Metaphysical Meaning: Regeneration, continuation, opportunity, connection expansion fertility bounty. This particular species is one of the oldest grape vines originating from Turkey. Vine is connected with prophecy and the relaxation of inhibitions – as tends to happen when we drink a brew of the fruit of the vine. The surfacing of intuition. It is also symbolic of roaming widely and gathering.
The Druids also recognized the predominate growth formation of this vine being in the shape of a spiral, which has long been considered a sacred symbol for the intertwining of the conscious and unconscious mind.
Prophetic Vine – spiriting t’ward inspiration
Unleashes heartfelt inspiration.
Blackberry, fruit of prickly vine
Prophesies evoked from strongest wine.
Vines tend to dig in wherever it can in order to get a strong foothold and assure its own growth. Great metaphor for life – but be aware that most vines can be a bit prickly. Thus it can also mean healing and protection as well as celebration and abundance.
Healing: They say that a glass of red wine can benefit the heart and circulation. Also good for loosening inhibitions and opening the mind to intuition. Fruit of the vine helps to proclaim feelings more freely. Grape vine leaves were used to to stop hemorrhages and bleeding.
The Blackberry fruit is rich in fiber, vitamin C and iron. Blackberry vine can be used to heal skin which has been scalded. Dip nine blackberry leaflets into spring water and lay them on the burn. Call upon Brigid for healing of the wound.

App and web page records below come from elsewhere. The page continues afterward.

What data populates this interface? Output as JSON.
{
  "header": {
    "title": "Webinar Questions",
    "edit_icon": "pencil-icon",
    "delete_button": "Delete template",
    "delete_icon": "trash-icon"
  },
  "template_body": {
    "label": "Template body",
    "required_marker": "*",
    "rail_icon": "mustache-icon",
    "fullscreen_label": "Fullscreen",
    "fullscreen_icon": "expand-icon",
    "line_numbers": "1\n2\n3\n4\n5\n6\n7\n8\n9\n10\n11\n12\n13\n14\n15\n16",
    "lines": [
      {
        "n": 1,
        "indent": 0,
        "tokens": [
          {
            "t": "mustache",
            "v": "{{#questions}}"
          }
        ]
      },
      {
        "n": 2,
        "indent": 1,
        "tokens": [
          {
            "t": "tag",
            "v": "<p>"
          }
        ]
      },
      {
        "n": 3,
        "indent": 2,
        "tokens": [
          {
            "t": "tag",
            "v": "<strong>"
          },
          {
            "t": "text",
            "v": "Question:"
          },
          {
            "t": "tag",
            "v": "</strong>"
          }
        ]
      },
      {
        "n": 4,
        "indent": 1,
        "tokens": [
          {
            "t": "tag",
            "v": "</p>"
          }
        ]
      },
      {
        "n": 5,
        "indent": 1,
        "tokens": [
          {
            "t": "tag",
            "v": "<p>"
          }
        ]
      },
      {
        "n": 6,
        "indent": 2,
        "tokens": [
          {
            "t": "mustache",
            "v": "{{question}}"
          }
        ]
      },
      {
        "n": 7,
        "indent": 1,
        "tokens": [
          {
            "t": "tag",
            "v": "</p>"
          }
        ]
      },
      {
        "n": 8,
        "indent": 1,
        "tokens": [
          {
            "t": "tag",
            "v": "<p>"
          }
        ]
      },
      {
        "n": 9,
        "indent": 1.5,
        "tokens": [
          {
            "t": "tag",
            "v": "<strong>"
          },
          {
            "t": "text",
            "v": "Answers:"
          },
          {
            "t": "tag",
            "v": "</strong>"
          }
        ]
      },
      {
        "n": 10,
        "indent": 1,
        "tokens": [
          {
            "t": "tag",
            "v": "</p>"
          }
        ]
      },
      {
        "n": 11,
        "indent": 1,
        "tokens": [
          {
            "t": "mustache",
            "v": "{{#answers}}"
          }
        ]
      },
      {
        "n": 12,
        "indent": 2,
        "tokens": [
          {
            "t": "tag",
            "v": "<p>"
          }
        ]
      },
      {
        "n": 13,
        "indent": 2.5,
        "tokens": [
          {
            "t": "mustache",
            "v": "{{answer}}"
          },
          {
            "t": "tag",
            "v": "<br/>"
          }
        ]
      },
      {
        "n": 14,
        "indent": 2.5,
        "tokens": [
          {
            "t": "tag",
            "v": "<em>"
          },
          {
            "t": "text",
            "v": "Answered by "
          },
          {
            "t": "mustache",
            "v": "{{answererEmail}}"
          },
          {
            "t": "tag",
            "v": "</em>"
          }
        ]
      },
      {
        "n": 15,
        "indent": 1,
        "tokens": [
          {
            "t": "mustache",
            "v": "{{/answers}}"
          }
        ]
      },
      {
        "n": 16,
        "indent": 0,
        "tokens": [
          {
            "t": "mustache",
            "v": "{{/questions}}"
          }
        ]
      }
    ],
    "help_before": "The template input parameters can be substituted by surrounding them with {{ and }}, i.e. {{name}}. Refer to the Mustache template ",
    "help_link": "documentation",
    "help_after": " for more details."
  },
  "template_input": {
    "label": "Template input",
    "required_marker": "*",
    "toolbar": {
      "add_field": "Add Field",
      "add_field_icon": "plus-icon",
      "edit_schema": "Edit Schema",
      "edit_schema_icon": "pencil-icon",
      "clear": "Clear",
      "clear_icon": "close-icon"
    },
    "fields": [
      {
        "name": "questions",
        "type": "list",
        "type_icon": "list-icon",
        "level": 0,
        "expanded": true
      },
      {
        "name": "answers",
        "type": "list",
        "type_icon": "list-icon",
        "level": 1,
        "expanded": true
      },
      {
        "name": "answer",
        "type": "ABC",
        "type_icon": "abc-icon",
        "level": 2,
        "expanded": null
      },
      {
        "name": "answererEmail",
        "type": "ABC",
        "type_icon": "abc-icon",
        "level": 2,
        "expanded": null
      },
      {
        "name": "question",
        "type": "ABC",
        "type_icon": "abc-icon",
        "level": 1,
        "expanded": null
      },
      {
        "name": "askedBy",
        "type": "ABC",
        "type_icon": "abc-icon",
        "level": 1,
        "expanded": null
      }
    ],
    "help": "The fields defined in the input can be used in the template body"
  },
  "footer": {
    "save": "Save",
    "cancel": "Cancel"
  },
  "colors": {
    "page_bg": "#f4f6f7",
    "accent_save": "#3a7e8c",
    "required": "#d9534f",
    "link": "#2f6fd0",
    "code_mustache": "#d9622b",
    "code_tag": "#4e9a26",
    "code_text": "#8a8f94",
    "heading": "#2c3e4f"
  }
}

Legends and Folklore: Associated with the Goddess Brigid – the Celtic goddess of healing and of poetry. Also associated with the Welsh moon Goddess Ceridwen – for inspiration. Muin is associated with the Autumn Equinox. It was considered bad luck to eat blackberries during this season because they were to “be left for the fairies”. The decorative symbolism of grapes and vines is often seen around chalices and other ancient artifacts. - © Jyoti Eagles